September 20, 2009

Estimation and Software Projects

Posted in software testing tagged at 7:05 pm by mknight1130

In early September, I attended a Rose City SPIN seminar on Estimation. Todd Williams spoke about assumptions workers and companies make on estimating development and QA hours for a software project. Mainly, that workers who make excellent estimations use past history on similar types of tasks. Although each project is different, the workers are able to transfer a ballpark timeframe to get the job done based on experience. In addition, according to Todd Williams, companies that use estimation well do not treat them as quotes. These companies expect the timeframe will be 70% accurate and that a project may finish a sooner at times or later at other times. Williams states, if the estimate of a project generally swings too early or too late (e.g. an accuracy of 35%), then companies and, perhaps the workers , would benefit from some estimation coaching.

An perspective on estimation, is provided by David T, at

David is a software developer with over 10 years of experience. In his post, he discusses factors that influence estimating and some general tips. He caustions that the amount of padding to an estimate needs to be proportional to the risks; …as agressive as possible while remaining reasonable..” David provides some excellent points about why over estimation is not so good. In some places, it may lead to unproductive use of the time. This is in line with Todd Williams view that over padding an estimate does not benefit a project.

Like David, Todd Williams  writes a blog about estimation, . Todd’s blog is called Back from the Red blog, emphasizing giving a potentially doomed project a make over. This is a good site to learn more about how to problem solve potential road blocks in software projects.

David and Todd;s view points have helped expand thinking about estimating and turning out successful software projects. I am still using the information in my current contract as a software tester to keep on track and influence success.


1 Comment »

  1. Kelli Garner said,

    Thats very good to know… thanks

Leave a Reply

Fill in your details below or click an icon to log in: Logo

You are commenting using your account. Log Out /  Change )

Google photo

You are commenting using your Google account.
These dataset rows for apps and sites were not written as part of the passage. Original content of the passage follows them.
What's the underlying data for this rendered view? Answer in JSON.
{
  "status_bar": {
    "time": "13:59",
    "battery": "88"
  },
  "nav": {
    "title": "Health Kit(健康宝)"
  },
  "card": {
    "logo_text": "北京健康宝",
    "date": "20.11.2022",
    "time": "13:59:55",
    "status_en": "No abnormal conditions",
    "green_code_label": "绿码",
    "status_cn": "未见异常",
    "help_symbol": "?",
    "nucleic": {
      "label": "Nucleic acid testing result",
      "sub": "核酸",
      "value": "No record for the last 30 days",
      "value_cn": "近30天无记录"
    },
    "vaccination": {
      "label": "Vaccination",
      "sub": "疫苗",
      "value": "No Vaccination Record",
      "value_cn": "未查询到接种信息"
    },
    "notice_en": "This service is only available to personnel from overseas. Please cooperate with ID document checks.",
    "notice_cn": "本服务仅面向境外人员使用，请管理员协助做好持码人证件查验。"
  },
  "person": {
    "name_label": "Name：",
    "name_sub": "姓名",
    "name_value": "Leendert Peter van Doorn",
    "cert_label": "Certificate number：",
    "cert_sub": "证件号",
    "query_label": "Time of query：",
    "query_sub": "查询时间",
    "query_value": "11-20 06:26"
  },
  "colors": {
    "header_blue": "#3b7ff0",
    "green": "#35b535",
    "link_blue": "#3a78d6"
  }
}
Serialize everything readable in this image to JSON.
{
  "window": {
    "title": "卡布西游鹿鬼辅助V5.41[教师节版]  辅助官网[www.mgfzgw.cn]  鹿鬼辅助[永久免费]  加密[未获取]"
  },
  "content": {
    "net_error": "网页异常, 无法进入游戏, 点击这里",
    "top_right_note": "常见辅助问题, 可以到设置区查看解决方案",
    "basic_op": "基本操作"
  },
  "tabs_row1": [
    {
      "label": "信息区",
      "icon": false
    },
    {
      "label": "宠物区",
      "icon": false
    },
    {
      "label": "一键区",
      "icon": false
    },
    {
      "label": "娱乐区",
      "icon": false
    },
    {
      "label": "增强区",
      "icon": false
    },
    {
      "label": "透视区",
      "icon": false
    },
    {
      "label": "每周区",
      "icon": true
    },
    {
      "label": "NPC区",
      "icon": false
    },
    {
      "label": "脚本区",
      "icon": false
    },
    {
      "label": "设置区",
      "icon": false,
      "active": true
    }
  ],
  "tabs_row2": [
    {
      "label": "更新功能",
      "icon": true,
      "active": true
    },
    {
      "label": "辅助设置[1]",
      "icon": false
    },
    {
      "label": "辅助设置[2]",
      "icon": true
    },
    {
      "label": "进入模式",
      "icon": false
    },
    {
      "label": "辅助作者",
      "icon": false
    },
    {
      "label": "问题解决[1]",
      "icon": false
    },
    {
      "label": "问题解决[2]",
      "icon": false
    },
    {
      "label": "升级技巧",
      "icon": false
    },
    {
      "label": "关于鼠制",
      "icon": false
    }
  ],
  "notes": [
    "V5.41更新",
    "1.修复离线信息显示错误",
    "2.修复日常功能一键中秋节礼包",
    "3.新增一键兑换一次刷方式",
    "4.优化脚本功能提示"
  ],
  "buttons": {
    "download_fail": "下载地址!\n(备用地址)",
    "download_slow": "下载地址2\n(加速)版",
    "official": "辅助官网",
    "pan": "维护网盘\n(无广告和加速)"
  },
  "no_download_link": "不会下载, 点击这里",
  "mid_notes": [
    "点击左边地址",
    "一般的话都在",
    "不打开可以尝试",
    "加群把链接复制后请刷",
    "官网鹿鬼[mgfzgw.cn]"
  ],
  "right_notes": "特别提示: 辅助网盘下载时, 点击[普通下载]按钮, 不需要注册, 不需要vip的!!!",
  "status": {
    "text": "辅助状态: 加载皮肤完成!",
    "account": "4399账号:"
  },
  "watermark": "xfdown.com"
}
Log Out /  Change )

Twitter picture

You are commenting using your Twitter account. Log Out /  Change )

Facebook photo

You are commenting using your Facebook account. Log Out /  Change )

Connecting to %s

%d bloggers like this: